__What to work on__. Lines below that include the word "icon" should each be copied.

[Excerpts from an interface dataset]
● ● ● ● ●
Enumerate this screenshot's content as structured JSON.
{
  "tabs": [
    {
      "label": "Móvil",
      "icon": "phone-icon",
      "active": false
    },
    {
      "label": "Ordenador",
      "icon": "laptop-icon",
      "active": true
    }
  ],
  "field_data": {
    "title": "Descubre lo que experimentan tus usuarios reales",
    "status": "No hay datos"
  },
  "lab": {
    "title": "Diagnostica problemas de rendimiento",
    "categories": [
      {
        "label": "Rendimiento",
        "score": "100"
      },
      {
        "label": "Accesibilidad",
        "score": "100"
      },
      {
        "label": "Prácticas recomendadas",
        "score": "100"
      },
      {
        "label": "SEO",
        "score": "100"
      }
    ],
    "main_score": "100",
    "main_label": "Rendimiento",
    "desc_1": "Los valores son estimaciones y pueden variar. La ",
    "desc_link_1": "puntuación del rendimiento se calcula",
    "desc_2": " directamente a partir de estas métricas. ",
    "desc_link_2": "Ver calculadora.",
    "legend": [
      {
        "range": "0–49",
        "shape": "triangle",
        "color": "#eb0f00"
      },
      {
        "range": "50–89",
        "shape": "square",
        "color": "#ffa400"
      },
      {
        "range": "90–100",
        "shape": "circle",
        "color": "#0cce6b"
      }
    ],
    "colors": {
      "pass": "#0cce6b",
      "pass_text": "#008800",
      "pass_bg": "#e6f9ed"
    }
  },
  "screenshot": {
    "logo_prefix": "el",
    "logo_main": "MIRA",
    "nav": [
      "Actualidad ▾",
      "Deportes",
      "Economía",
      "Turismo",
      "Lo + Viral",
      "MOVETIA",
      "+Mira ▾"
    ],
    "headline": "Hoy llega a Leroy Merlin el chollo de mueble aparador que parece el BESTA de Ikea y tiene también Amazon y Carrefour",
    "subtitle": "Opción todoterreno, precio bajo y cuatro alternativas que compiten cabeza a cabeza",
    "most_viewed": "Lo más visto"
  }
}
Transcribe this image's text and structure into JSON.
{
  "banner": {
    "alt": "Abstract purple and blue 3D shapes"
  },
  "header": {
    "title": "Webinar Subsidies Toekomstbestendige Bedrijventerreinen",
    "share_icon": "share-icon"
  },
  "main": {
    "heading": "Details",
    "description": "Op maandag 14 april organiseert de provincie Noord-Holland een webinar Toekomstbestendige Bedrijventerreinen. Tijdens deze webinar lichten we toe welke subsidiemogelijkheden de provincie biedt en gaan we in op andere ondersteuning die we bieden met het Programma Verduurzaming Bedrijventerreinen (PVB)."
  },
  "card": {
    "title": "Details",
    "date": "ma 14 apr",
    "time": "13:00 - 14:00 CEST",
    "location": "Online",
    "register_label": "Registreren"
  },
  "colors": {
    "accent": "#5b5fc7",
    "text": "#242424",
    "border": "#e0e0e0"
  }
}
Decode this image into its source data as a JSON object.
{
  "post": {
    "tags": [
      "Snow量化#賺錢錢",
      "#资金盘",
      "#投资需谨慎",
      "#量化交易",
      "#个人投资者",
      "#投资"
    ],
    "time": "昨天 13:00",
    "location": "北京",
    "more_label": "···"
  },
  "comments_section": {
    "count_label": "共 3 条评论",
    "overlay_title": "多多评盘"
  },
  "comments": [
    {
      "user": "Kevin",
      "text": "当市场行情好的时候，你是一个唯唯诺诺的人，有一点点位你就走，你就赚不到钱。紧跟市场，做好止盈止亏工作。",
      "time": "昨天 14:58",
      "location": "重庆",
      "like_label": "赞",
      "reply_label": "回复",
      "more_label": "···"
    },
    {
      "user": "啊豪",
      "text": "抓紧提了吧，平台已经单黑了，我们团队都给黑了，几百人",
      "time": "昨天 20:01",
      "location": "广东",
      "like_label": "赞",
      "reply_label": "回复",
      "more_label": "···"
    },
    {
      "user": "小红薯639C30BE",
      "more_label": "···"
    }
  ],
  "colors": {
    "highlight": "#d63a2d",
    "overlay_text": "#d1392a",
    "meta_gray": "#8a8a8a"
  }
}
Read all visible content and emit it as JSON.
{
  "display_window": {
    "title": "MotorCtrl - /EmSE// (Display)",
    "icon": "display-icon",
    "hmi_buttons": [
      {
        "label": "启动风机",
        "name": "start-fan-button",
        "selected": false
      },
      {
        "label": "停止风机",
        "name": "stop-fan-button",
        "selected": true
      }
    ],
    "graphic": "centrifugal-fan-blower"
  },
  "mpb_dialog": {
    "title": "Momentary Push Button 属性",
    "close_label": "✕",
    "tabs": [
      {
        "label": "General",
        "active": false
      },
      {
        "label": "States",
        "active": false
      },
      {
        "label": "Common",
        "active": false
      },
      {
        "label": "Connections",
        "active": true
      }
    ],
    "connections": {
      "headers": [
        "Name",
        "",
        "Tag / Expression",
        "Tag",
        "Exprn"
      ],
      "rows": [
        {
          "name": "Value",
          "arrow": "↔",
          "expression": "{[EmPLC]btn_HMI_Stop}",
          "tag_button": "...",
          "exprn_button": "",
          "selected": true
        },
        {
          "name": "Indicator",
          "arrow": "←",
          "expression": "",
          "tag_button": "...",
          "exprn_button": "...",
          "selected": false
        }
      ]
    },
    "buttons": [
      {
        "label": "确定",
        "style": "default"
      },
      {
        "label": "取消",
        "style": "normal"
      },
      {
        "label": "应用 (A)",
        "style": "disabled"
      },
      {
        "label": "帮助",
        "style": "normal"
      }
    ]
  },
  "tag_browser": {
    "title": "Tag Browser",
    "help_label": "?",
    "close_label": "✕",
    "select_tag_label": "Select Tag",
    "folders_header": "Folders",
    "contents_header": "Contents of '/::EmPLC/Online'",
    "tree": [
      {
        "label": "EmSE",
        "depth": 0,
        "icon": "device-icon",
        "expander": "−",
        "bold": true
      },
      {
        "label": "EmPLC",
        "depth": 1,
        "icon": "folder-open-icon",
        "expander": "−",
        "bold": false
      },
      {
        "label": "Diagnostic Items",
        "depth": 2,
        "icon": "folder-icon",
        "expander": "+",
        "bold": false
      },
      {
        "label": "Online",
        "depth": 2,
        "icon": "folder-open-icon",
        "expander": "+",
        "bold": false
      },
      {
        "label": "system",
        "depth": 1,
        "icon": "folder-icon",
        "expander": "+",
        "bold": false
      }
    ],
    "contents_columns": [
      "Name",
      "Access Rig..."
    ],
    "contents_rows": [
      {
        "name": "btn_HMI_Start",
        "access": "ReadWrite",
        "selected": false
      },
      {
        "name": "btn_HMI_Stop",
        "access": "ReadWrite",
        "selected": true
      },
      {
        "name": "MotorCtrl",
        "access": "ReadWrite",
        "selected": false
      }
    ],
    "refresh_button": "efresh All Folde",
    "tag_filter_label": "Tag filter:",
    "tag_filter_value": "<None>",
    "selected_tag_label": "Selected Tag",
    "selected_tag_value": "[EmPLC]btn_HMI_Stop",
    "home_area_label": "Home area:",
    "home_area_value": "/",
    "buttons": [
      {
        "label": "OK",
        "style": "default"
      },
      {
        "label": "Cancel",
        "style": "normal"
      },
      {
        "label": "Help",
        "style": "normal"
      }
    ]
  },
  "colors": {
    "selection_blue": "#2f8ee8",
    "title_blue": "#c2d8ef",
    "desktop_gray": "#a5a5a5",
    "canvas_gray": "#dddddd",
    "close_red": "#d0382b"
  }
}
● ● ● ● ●
__Result__.
      "icon": "phone-icon",
      "icon": "laptop-icon",
    "share_icon": "share-icon"
    "icon": "display-icon",
        "icon": "device-icon",
        "icon": "folder-open-icon",
        "icon": "folder-icon",
        "icon": "folder-open-icon",
        "icon": "folder-icon",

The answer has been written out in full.